I built the Color Contrast Checker while I as doing website redesigns when Web Accessibility became relevant. A lot of brands were having to update or completely redesign their sites due to Accessibility requirements. While working through layouts, I found myself having to go to the WCAG color contrast checker online tool to check each color combo one by one. And then, to remember those combinations and which ones passed the contrasts requirements was a nightmare.
The first thing I did was Google search “Color contrast tool”. And yes, there are a good number of tools out there, but each of these tools, didn’t allow me to check a whole palette at once. I would have to check each combo individually.
After about 20 minutes of no success – I remembered that I can code. So, I started to build my own tool that did exactly what I wanted.
What did I want?
- I wanted to be able to check an entire color palette at once
- I wanted to be able to save my results and easily reference them later
Setting the stage:
- The intended user for this tool is a designer who is testing and adjusting an existing color palette rather than creating one
- The tool is to be used while a designer is currently using a layout program – for example Adobe Photoshop.
This is the first prototype that I built was a trial run. It is not at all pretty and it didn’t have the most friendly user experience but it allowed me to click and fine-tune what I wanted the end experience to be. If you visit Prototype 1, you’ll see what I mean.
For one, if you spam the “Check Color” button, your results accumulate on the bottom of the page. This is both overwhelming and annoying, because now you have to scroll up and down to look at your results.
Another thing I didn’t like about it was that when you click reset the WHOLE page refreshes. Meaning you have to start all over again. What if you just wanted to clear the results and adjust one or two colors?
After I had a better handle on the use cases I wanted to design for, I moved on to my second prototype. A few of things I had in mind were:
- Update the layout so that the user wouldn’t have to scroll as much and could reference their colors and results at the same time
- Add the ability to clear just the results
- Add the ability to clear just the color inputs
- Do not let the results accumulate each time “Check Colors” is clicked

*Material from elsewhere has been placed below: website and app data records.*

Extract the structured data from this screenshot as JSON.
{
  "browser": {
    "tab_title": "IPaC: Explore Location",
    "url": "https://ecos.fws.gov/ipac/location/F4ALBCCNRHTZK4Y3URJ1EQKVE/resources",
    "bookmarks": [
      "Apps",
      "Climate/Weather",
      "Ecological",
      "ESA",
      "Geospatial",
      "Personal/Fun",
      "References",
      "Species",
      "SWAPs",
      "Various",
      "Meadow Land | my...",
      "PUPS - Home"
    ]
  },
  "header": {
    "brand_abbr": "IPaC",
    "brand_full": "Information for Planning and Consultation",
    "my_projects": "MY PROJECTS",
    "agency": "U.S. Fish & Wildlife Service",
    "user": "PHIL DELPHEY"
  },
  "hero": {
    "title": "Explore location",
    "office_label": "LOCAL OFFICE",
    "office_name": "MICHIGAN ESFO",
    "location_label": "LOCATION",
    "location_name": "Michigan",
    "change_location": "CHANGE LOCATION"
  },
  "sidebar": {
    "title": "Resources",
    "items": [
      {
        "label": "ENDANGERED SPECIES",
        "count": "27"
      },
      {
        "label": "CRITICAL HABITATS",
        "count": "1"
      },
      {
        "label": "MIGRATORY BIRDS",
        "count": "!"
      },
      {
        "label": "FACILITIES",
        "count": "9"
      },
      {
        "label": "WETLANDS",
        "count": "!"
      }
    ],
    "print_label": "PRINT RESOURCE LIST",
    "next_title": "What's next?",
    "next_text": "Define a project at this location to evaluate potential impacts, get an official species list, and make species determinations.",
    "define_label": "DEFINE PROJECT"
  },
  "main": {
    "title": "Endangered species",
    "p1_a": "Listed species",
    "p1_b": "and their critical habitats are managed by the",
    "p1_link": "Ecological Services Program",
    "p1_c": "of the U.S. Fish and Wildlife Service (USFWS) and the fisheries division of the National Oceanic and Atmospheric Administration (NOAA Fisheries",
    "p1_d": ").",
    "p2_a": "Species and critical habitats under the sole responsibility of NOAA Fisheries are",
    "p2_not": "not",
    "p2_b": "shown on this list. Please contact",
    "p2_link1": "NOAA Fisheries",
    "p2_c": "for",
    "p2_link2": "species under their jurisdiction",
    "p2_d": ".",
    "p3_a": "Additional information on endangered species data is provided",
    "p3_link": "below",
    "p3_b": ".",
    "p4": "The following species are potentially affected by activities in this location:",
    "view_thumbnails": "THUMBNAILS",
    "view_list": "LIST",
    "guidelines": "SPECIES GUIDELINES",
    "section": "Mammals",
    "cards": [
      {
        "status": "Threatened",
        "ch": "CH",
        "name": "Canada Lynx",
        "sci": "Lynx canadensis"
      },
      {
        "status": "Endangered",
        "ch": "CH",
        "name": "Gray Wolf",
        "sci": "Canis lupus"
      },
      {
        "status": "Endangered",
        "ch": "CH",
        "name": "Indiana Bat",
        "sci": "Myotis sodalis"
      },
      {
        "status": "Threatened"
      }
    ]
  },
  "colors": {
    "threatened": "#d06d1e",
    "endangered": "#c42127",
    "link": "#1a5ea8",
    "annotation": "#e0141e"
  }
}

- Allow user to “download” their results – with Print > Save as PDF
- Can easily copy paste next codes to/from the checker tool to the design program – no need to worry about “#“
Here is is Prototype 2!
Much more efficient use of space, and more control over resetting and clearing the tool. Now I’ve got a tool where I can test all my colors at one time, and see and save my results.
But let’s not stop there. There are always things to improve. When I have the time to continue this project, here’s a few things I’d like to adjust to improve the UX even further:
- Add a button to download a nicely laid out version of the results
- Instead of relying on Print > Save as PDF
- Make labels more succinct, for example remove “Text” in all the color blocks. That way I can probably fit more boxes in the space before having to scroll
- Add validation messages to the color inputs
- Currently, you’ll see an error if you input a wrong color but there is no message as to why
- While this should be intuitive to designers… it would just be a nice touch to make the tool use-able for those who are not designers
- Add more uses to the tool:
- Add a color picker to the color inputs so that if you need to design or adjust here you can
I was quite happy with the results and I use my tool all the time while do layouts or even picking colors while coding web pages or screen elements.